** TRY IT **
Every line of the material that holds "this" should be counted; give the number and nothing more.

---+---

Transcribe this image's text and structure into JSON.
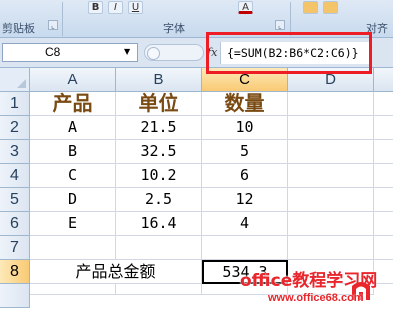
{
  "ribbon": {
    "groups": [
      {
        "label": "剪贴板",
        "launcher": "⌞"
      },
      {
        "label": "字体",
        "launcher": "⌞"
      },
      {
        "label": "对齐方",
        "launcher": ""
      }
    ],
    "buttons": [
      "B",
      "I",
      "U",
      "A"
    ]
  },
  "formula_bar": {
    "name_box": "C8",
    "fx_label": "fx",
    "formula": "{=SUM(B2:B6*C2:C6)}"
  },
  "columns": [
    "A",
    "B",
    "C",
    "D"
  ],
  "selected_column": "C",
  "rows": [
    "1",
    "2",
    "3",
    "4",
    "5",
    "6",
    "7",
    "8"
  ],
  "selected_row": "8",
  "table": {
    "header": {
      "a": "产品",
      "b": "单位",
      "c": "数量"
    },
    "data": [
      {
        "a": "A",
        "b": "21.5",
        "c": "10"
      },
      {
        "a": "B",
        "b": "32.5",
        "c": "5"
      },
      {
        "a": "C",
        "b": "10.2",
        "c": "6"
      },
      {
        "a": "D",
        "b": "2.5",
        "c": "12"
      },
      {
        "a": "E",
        "b": "16.4",
        "c": "4"
      }
    ],
    "total_label": "产品总金额",
    "total_value": "534.3"
  },
  "watermark": {
    "title": "office教程学习网",
    "url": "www.office68.com"
  },
  "colors": {
    "highlight": "#ee1c24",
    "header_text": "#7a4a13",
    "watermark": "#e8262c"
  }
}
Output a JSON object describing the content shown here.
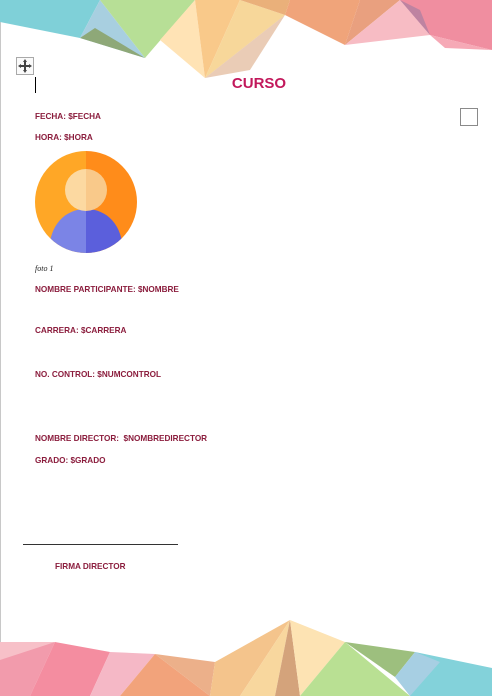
{
  "document": {
    "title": "CURSO",
    "fields": {
      "fecha": "FECHA: $FECHA",
      "hora": "HORA: $HORA",
      "nombre_participante": "NOMBRE PARTICIPANTE: $NOMBRE",
      "carrera": "CARRERA: $CARRERA",
      "no_control": "NO. CONTROL: $NUMCONTROL",
      "nombre_director": "NOMBRE DIRECTOR:  $NOMBREDIRECTOR",
      "grado": "GRADO: $GRADO"
    },
    "photo_caption": "foto 1",
    "signature_label": "FIRMA DIRECTOR"
  },
  "icons": {
    "table_move_handle": "move-arrows-icon",
    "content_control": "checkbox-icon",
    "photo": "user-avatar-icon"
  },
  "colors": {
    "title": "#c2185b",
    "field_text": "#8b1d3d",
    "avatar_orange": "#ff8c1a",
    "avatar_blue": "#5b5fdc"
  }
}
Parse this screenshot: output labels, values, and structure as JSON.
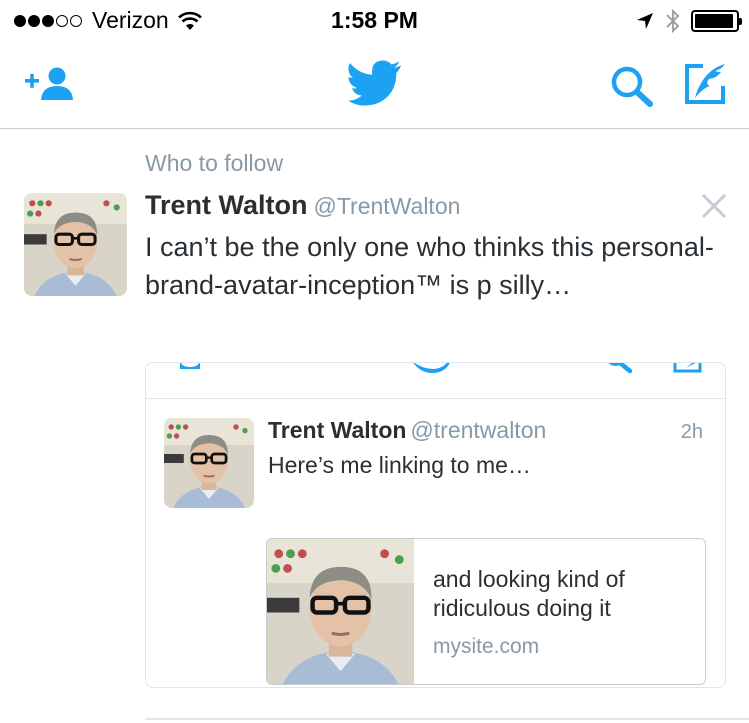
{
  "status_bar": {
    "carrier": "Verizon",
    "signal_bars_filled": 3,
    "signal_bars_total": 5,
    "time": "1:58 PM",
    "battery_level": 0.95
  },
  "nav_bar": {
    "left_icon": "add-user-icon",
    "center_icon": "twitter-bird-icon",
    "right_icons": [
      "search-icon",
      "compose-icon"
    ],
    "accent_color": "#1da1f2"
  },
  "section_label": "Who to follow",
  "tweet": {
    "name": "Trent Walton",
    "handle": "@TrentWalton",
    "text": "I can’t be the only one who thinks this personal-brand-avatar-inception™ is p silly…"
  },
  "embedded_tweet": {
    "name": "Trent Walton",
    "handle": "@trentwalton",
    "time": "2h",
    "text": "Here’s me linking to me…",
    "card": {
      "text": "and looking kind of ridiculous doing it",
      "domain": "mysite.com"
    }
  }
}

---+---

** WRITTEN REPLY **
3